## Task to complete
Lines with "java" in the records below: say how many there are, and add nothing.

## Available records
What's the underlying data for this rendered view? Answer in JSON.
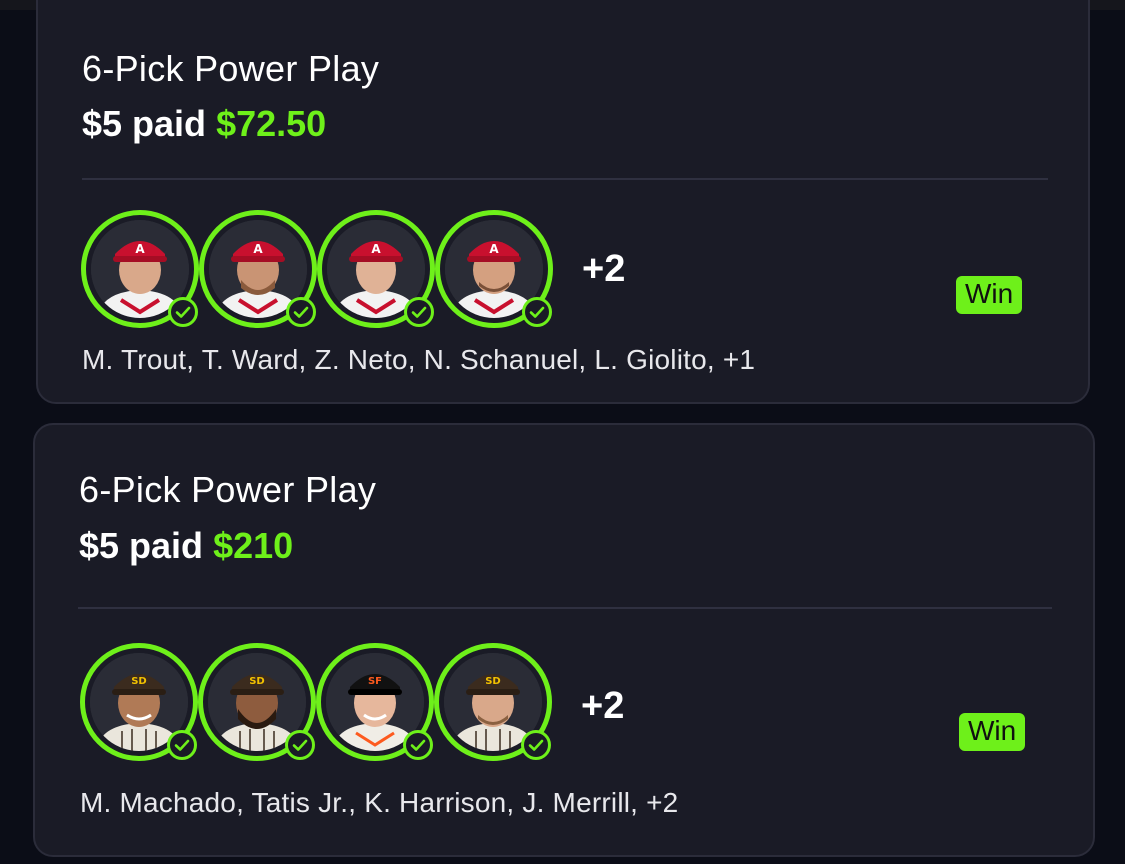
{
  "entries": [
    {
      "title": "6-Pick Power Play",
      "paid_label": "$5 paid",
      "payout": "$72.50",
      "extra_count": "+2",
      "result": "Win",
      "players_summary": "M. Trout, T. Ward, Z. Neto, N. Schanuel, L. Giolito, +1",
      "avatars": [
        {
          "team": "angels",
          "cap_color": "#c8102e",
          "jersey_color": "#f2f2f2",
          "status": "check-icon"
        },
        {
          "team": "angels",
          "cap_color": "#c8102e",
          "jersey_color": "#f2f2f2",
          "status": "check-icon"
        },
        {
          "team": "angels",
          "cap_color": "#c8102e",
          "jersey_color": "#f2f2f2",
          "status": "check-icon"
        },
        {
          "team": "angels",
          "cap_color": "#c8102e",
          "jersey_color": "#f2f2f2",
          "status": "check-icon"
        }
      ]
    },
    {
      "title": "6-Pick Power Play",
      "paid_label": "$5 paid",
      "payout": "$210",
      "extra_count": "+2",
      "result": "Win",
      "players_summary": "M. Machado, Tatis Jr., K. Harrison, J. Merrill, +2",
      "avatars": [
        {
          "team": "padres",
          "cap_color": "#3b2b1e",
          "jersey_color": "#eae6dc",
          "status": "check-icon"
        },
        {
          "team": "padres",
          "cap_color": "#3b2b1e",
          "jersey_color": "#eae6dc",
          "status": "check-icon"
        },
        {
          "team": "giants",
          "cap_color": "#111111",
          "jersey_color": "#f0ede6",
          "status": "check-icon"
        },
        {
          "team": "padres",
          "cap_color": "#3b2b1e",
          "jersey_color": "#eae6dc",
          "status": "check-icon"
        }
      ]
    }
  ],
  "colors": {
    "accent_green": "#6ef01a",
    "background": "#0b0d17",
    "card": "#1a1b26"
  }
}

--

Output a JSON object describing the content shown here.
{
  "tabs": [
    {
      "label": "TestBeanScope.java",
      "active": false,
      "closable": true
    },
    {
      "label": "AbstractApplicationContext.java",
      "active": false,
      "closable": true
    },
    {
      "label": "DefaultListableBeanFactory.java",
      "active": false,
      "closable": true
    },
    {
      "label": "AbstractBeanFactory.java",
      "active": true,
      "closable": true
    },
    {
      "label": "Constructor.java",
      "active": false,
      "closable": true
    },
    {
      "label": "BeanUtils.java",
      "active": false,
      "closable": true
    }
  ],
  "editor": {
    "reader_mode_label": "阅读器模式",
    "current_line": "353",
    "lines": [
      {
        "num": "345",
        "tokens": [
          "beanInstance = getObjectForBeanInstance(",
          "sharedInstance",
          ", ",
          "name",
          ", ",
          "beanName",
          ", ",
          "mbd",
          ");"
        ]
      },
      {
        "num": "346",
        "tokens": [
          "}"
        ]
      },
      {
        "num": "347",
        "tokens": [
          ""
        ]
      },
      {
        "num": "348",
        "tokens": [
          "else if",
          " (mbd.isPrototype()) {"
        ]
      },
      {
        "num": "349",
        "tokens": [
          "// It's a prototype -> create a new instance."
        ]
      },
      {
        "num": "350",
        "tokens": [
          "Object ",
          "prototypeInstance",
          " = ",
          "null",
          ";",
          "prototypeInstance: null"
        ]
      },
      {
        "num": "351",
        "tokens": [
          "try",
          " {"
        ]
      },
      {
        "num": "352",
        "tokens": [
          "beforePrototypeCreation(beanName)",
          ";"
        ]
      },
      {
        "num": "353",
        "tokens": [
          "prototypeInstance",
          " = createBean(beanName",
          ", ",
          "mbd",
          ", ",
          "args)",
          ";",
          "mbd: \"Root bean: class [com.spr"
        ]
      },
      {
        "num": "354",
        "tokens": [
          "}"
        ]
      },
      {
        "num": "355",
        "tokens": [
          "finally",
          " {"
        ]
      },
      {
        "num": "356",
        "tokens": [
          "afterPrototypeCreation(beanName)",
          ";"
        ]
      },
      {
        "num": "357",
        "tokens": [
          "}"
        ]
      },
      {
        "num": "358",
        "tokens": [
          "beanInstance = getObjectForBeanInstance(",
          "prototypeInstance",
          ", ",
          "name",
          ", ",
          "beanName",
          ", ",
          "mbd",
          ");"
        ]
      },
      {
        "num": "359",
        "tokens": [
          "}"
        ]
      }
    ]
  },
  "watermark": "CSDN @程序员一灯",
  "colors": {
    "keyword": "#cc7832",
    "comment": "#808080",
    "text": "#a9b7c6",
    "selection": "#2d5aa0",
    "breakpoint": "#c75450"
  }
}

## Worked solution
6